Anticonvulsant drugs, which are usually given to control seizures, are ineffective in people with pyridoxal 5'-phosphate-dependent epilepsy. Instead, individuals with this type of epilepsy are medically treated with large daily doses of pyridoxal 5'-phosphate (a form of vitamin B6). If left untreated, people with this condition can develop severe brain dysfunction (encephalopathy), which can lead to death. Even though seizures can be controlled with pyridoxal 5'-phosphate, neurological problems such as developmental delay and learning disorders may still occur.
Pyridoxal 5'-phosphate-dependent epilepsy is a rare condition; approximately 14 cases have been described in the scientific literature.
Mutations in the PNPO gene cause pyridoxal 5'-phosphate-dependent epilepsy. The PNPO gene provides instructions for producing an enzyme called pyridoxine 5'-phosphate oxidase. This enzyme is involved in the conversion (metabolism) of vitamin B6 derived from food (in the form of pyridoxine and pyridoxamine) to the active form of vitamin B6 called pyridoxal 5'-phosphate (PLP). PLP is necessary for many processes in the body including protein metabolism and the production of chemicals that transmit signals in the brain (neurotransmitters).

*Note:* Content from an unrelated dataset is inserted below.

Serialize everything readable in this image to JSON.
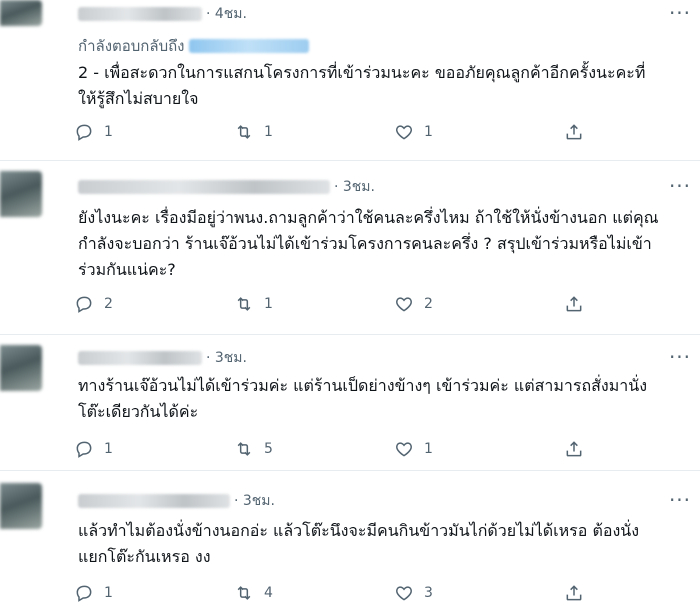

PNPO gene mutations result in a pyridoxine 5'-phosphate oxidase enzyme that is unable to metabolize pyridoxine and pyridoxamine, leading to a deficiency of PLP. A shortage of PLP can disrupt the function of many other proteins and enzymes that need PLP in order to be effective. It is not clear how the lack of PLP affects the brain and leads to the seizures that are characteristic of pyridoxal 5'-phosphate-dependent epilepsy.
This condition is inherited in an autosomal recessive pattern, which means both copies of the gene in each cell have mutations. The parents of an individual with an autosomal recessive condition each carry one copy of the mutated gene, but they typically do not show signs and symptoms of the condition.
Other Names for This Condition
- PNPO deficiency
- PNPO-related neonatal epileptic encephalopathy
- Pyridoxamine 5-prime-phosphate oxidase deficiency
- Pyridoxine-5'-phosphate oxidase deficiency
Additional Information & Resources
Genetic Testing Information
Genetic and Rare Diseases Information Center
Research Studies from ClinicalTrials.gov
Catalog of Genes and Diseases from OMIM
Scientific Articles on PubMed
- Bagci S, Zschocke J, Hoffmann GF, Bast T, Klepper J, Müller A, Heep A, Bartmann P, Franz AR. Pyridoxal phosphate-dependent neonatal epileptic encephalopathy. Arch Dis Child Fetal Neonatal Ed. 2008 Mar;93(2):F151-2. doi: 10.1136/adc.2006.115162. Citation on PubMed
- Hoffmann GF, Schmitt B, Windfuhr M, Wagner N, Strehl H, Bagci S, Franz AR, Mills PB, Clayton PT, Baumgartner MR, Steinmann B, Bast T, Wolf NI, Zschocke J. Pyridoxal 5'-phosphate may be curative in early-onset epileptic encephalopathy. J Inherit Metab Dis. 2007 Feb;30(1):96-9. Epub 2006 Dec 23. Citation on PubMed
- Khayat M, Korman SH, Frankel P, Weintraub Z, Hershckowitz S, Sheffer VF, Ben Elisha M, Wevers RA, Falik-Zaccai TC. PNPO deficiency: an under diagnosed inborn error of pyridoxine metabolism. Mol Genet Metab. 2008 Aug;94(4):431-4. doi: 10.1016/j.ymgme.2008.04.008. Epub 2008 May 15. Citation on PubMed
- Mills PB, Surtees RA, Champion MP, Beesley CE, Dalton N, Scambler PJ, Heales SJ, Briddon A, Scheimberg I, Hoffmann GF, Zschocke J, Clayton PT. Neonatal epileptic encephalopathy caused by mutations in the PNPO gene encoding pyridox(am)ine 5'-phosphate oxidase. Hum Mol Genet. 2005 Apr 15;14(8):1077-86. Epub 2005 Mar 16. Citation on PubMed